Last night at the grocery store, I found myself in a “You Bag” checkout aisle,  just in front of the Customer Service Desk, behind an adorable old woman with curly white hair, funny big glasses, and bright pink lips. She moved slowly, but I didn’t mind. After paying the cashier, she walked slowly toward the end of the aisle to gather her few groceries–a grapefruit, a piece of german chocolate cake, a bottle of grape juice, and a small bag of dinner rolls. She quickly became confused, however, and couldn’t find her groceries. The aisle next to us was a “We Bag” aisle, so she stood there with her shopping cart, waiting for the bag boy to find her groceries and place them in her cart or offer to carry them out. But nobody came to her aid, and her groceries just waited there. The bag boy rolled his eyes and ignored her. The cashiers in both lanes watched her with disbelief. And the manager at the Customer Service Desk smiled in humor at her misfortune and turned the other direction. I was appalled. After paying for my own things, I bagged her things and turned to place them in her cart. She smiled, oblivious to the lack of concern by the employees, and thanked me.

For a moment, let’s forget the fact that employees should have jumped at the opportunity to help this woman. And let’s set aside my utter frustration and anger that I cannot find work, but these self-serving, inconsiderate, un-customer-service-friendly people are employed. The thing that really caught me attention last night was not the lack of help offered to the woman, but the fact that the manager smiled his humor at her; and the other guy rolled his eyes at her. What have we become, that we would find entertainment in an old woman’s struggle rather than offering to help her?

2 Timothy 3.

1But mark this: There will be terrible times in the last days. 2People will be lovers of themselves, lovers of money, boastful, proud, abusive, disobedient to their parents, ungrateful, unholy, 3without love, unforgiving, slanderous, without self-control, brutal, not lovers of the good, 4treacherous, rash, conceited, lovers of pleasure rather than lovers of God— 5having a form of godliness but denying its power. Have nothing to do with them.

Have nothing to do with them, folks. Be filled with the fruit of God’s Spirit.

Pax Christi.

Semmie.

*Here in America?

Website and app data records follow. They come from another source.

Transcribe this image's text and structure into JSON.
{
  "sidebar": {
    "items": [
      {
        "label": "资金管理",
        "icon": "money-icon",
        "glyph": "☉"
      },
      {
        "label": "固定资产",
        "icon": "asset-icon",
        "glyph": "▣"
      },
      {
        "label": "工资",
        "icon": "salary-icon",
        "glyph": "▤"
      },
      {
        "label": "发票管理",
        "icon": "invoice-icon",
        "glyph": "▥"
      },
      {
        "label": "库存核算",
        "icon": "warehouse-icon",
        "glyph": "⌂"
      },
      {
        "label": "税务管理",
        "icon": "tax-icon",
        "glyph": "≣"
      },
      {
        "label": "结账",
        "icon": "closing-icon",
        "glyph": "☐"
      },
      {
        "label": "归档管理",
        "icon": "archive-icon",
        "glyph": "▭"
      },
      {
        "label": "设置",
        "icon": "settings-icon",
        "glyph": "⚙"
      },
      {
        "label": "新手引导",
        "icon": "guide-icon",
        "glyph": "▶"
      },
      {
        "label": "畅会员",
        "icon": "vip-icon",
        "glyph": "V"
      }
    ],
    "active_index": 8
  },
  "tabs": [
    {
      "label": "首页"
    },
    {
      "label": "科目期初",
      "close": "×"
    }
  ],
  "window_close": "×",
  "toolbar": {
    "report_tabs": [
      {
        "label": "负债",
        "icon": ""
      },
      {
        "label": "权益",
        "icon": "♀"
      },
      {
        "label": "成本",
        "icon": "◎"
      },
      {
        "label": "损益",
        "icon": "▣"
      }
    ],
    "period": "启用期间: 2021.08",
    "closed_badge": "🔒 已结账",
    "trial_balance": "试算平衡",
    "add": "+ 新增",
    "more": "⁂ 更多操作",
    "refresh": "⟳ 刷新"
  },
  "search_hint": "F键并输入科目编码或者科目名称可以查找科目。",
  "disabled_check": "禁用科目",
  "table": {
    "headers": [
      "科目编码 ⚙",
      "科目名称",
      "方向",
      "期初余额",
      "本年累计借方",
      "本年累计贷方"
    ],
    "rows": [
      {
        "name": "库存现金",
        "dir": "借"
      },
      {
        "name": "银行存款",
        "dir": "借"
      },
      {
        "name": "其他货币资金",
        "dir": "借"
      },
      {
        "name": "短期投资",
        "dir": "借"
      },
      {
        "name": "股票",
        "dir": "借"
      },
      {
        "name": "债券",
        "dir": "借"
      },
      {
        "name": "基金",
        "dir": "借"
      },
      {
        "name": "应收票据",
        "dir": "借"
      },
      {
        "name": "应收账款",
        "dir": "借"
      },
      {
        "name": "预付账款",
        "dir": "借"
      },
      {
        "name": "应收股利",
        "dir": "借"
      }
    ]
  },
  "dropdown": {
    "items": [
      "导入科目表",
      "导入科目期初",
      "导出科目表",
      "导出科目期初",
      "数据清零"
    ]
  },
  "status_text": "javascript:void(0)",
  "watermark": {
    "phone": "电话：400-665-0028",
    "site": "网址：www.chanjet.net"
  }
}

Sure…I’ll post this for you…copyright, Rich Mullins:

Saints and children we have gathered here to hear the sacred story
And I’m glad to bring it to you with my best rhyming and rhythm
‘Cause I know the thirsty listen and down to the waters come
And the Holy King of Israel loves me here in America

And if you listen to my songs I hope you hear the water falling
I hope you feel the oceans crashing on the coast of north New England
I wish I could be there just to see them, two summers past I was
And the Holy King of Israel loves me here in America

And if I were a painter I do not know which I’d paint
The calling of the ancient stars or assembling of the saints
And there’s so much beauty around us for just two eyes to see
But everywhere I go I’m looking

And once I went to Appalachia for my father he was born there
And I saw the mountains waking with the innocence of children
And my soul is still there with them wrapped in the songs they brought
And the Holy King of Israel loves me here in America

And I’ve seen by the highways on a million exit ramps
Those two-legged memorials to the laws of happenstance
Waiting for four-wheeled messiahs to take them home again
But I am home anywhere if You are where I am

And if you listen to my songs I hope you hear the water falling
I hope you feel the oceans crashing on the coast of north New England
I wish I could be there just to see them, two summers past I was
And the Holy King of Israel loves me here in America